She knelt by the formerly laughing man, who stumbled back from her and up against a wall.

“Don’t be afraid,” she mimicked him. “Don’t run away.”

She gently brushed his legs open and unbuttoned his pants. She winked at him, and he grew confused. He didn’t resist as she lowered his zipper and reached into his underwear.

He began to resist when she grabbed his balls and pulled as hard as she could, crushing a testicle and ripping the skin. He screamed a ridiculous scream, one of the funnier ones she’d heard.

“Shush shush shush, you don’t need to scream.”

He kept screaming.

“Shut the fuck up!”

He went silent, and she loosened her grip.

“Now what were you gonna do to me?” she asked. “Huh?”

She squeezed again. He screamed his monkey-like scream. The man to her left propped himself up to attack her. Her Tikari rocketed into his head and took him down.

“Come on, what were you gonna do?”

“Fuck you,” he wept, “I was gonna fuck you.”

“How?” She pulled again; he threw up from the pain. “Come on, be specific, you suck at pillow talk.”

“I—I don’t know maybe a—I don’t know, just a blowjob?”

“You want to put this little thing in my mouth?”


“That’s what you had in mind, your dick in my mouth?”

“Yes, yes, I—I’m sorry!”

“Ohoho, you don’t know the meaning of sorry yet.”

She pulled again as hard as she could, ripping his genitals out by their roots. He screamed a much less funny scream. Two of the men were running away. She Tikaried their necks and recalled the blade to her shoulder.

“I’m happy to oblige, you know. Your oral fantasies.”

As he watched she bit the skin around the bloody base of his penis and pulled some of his connective tissue out with her teeth. He fainted.


She threw the genitals over her shoulder and had her Tikari slit his throat. She began to carve him up along with the others, gutting them like fish. Suddenly she caught sight of their victim, cowering in a corner of icy masonry. Vibs took some of the men’s clothes and threw them her way. She began pulling them on.

“You have to act fast, you know. The trick is to get the guts out and pack the hole with snow so it brings the body temperature down quickly. That preserves the meat for a while.”

The victim covered her mouth with her hands. Vibs was disappointed by her. At least some of the victims thanked her. Maybe she was hungry, she thought. She sent her Tikari to cut off a slice of meat from the castrated man and bring it to her. She drew her microwave and cooked it thoroughly, then tossed it to the woman.

“C’mon, eat up, you’re all skin and bones.”

The woman didn’t even pick up the meat. Ungrateful bitch.

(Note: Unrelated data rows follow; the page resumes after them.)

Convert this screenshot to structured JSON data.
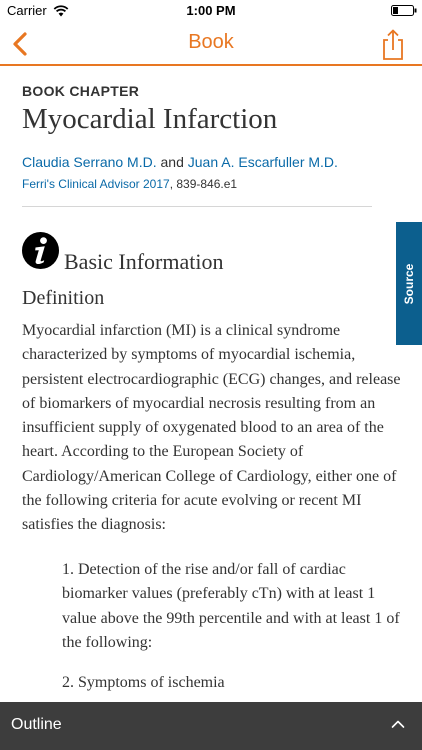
{
  "status_bar": {
    "carrier": "Carrier",
    "time": "1:00 PM",
    "icons": [
      "wifi-icon",
      "battery-icon"
    ]
  },
  "nav": {
    "title": "Book",
    "back_icon": "chevron-left-icon",
    "share_icon": "share-icon",
    "accent_color": "#e87722"
  },
  "chapter": {
    "label": "BOOK CHAPTER",
    "title": "Myocardial Infarction",
    "author_1": "Claudia Serrano M.D.",
    "author_joiner": " and ",
    "author_2": "Juan A. Escarfuller M.D.",
    "source_title": "Ferri's Clinical Advisor 2017",
    "source_pages": ", 839-846.e1",
    "link_color": "#0a6aa8"
  },
  "section": {
    "icon": "info-icon",
    "heading": "Basic Information",
    "subheading": "Definition",
    "paragraph": "Myocardial infarction (MI) is a clinical syndrome characterized by symptoms of myocardial ischemia, persistent electrocardiographic (ECG) changes, and release of biomarkers of myocardial necrosis resulting from an insufficient supply of oxygenated blood to an area of the heart. According to the European Society of Cardiology/American College of Cardiology, either one of the following criteria for acute evolving or recent MI satisfies the diagnosis:",
    "list_items": [
      "1. Detection of the rise and/or fall of cardiac biomarker values (preferably cTn) with at least 1 value above the 99th percentile and with at least 1 of the following:",
      "2. Symptoms of ischemia"
    ]
  },
  "source_tab": {
    "label": "Source",
    "color": "#0c5f8e"
  },
  "outline_bar": {
    "label": "Outline",
    "icon": "chevron-up-icon",
    "color": "#3d3d3d"
  }
}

“Fine, more rapist for me.”

She picked up the fillet and took a bite. It was good. The man wasn’t too stringy nor too fat. It was much better than the last man, a lone wolf who was suitable only for jerky, which really took too long to make and wasn’t a good route at all given the lack of flavorful marinade. She’d keep the new batch cold and only cook as she consumed, and she’d try lighting a fire and cooking them instead of using her microwave directly. The microwave cooked the meat thoroughly but sort of sucked the flavor out of it.

“You’re missing out.”

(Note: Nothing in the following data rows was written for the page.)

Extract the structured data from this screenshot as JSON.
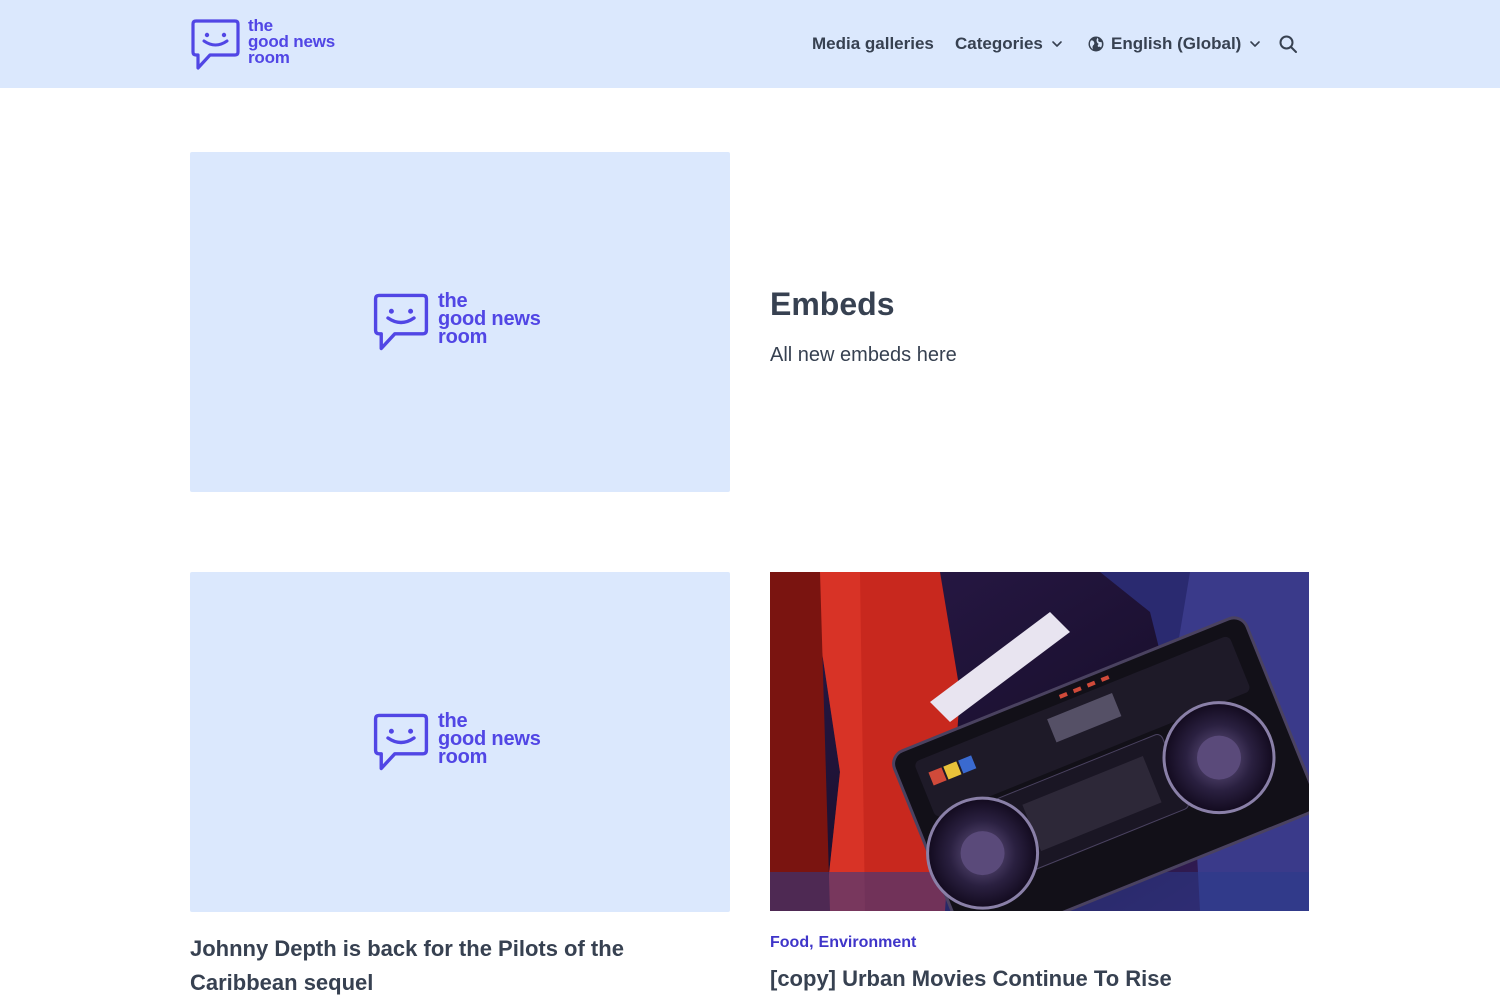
{
  "header": {
    "logo": {
      "line1": "the",
      "line2": "good news",
      "line3": "room"
    },
    "nav": {
      "media_galleries": "Media galleries",
      "categories": "Categories",
      "language": "English (Global)"
    }
  },
  "hero": {
    "placeholder_logo": {
      "line1": "the",
      "line2": "good news",
      "line3": "room"
    },
    "title": "Embeds",
    "description": "All new embeds here"
  },
  "articles": [
    {
      "placeholder_logo": {
        "line1": "the",
        "line2": "good news",
        "line3": "room"
      },
      "title": "Johnny Depth is back for the Pilots of the Caribbean sequel"
    },
    {
      "categories": [
        "Food",
        "Environment"
      ],
      "category_separator": ",",
      "title": "[copy] Urban Movies Continue To Rise"
    }
  ],
  "colors": {
    "brand": "#5146e5",
    "header_bg": "#dbe8fd",
    "text": "#374151",
    "category_link": "#3f35c9"
  }
}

She offered it to the victim again, waving the floppy meat at her, but she was already half dressed and running away. South. Vibs shouted after her.

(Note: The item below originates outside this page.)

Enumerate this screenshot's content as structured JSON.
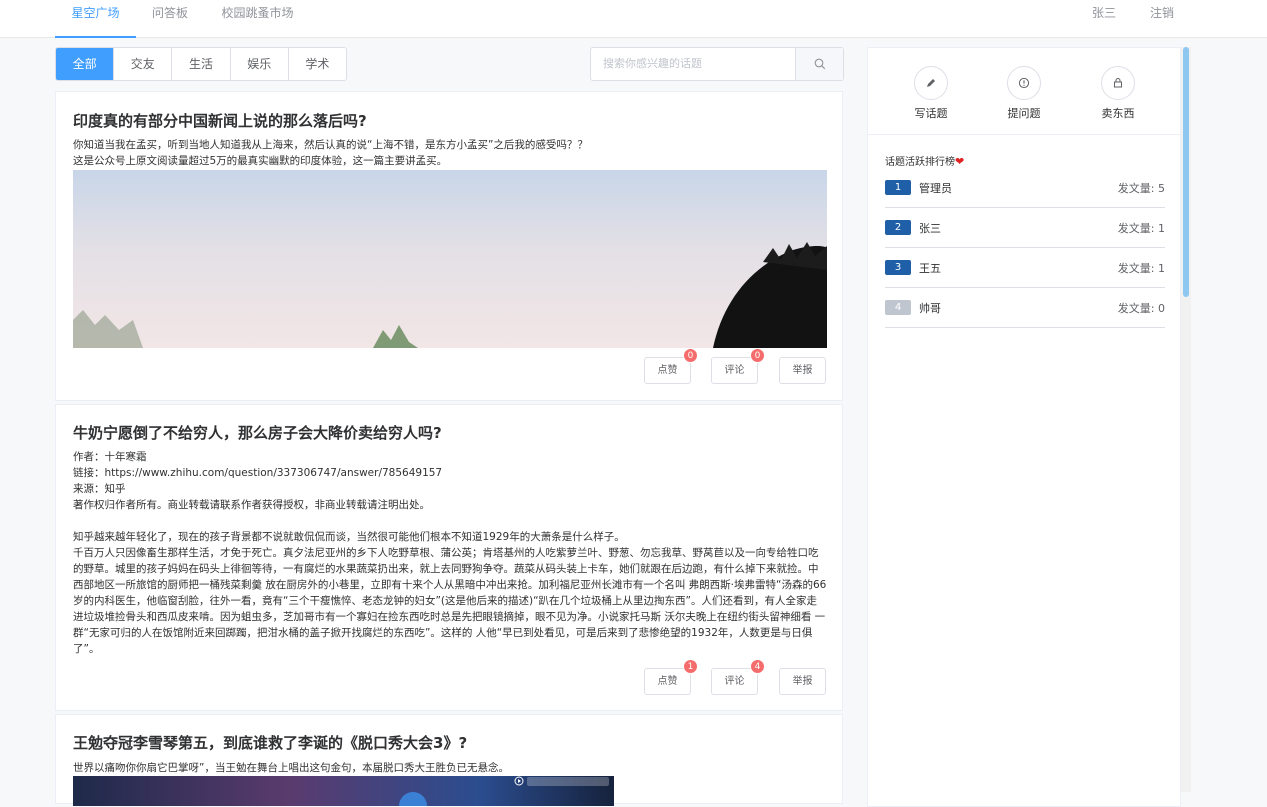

“There’s nothing that way!”

She kept running.

“Have fun dying, ya dumb slut!”

She felt a pang of guilt for the last slur, but silenced it quickly. She was getting fed up with victims. She just didn’t understand them. She had been one too once, but those times were so far in the past; she was under two decades old, but she felt a lifetime beyond her childhood. Whatever she had grown up to be, it simply had no taste for weakness.

But rapist ass meat, that she had a taste for. She butchered only the yummiest bits from each of the other men. It wasn’t like she could drag their bodies all the way to Orkney.

She stood again, gave the laughing man’s corpse one last kick, then set out eastward, gnawing on her last old slice of rapist jerky. Good riddance to it; a fine idea but too chewy. She was certain the new batch would taste better properly cooked. She cursed the lack of salt and vowed to check for the stuff in the remains of Caithness.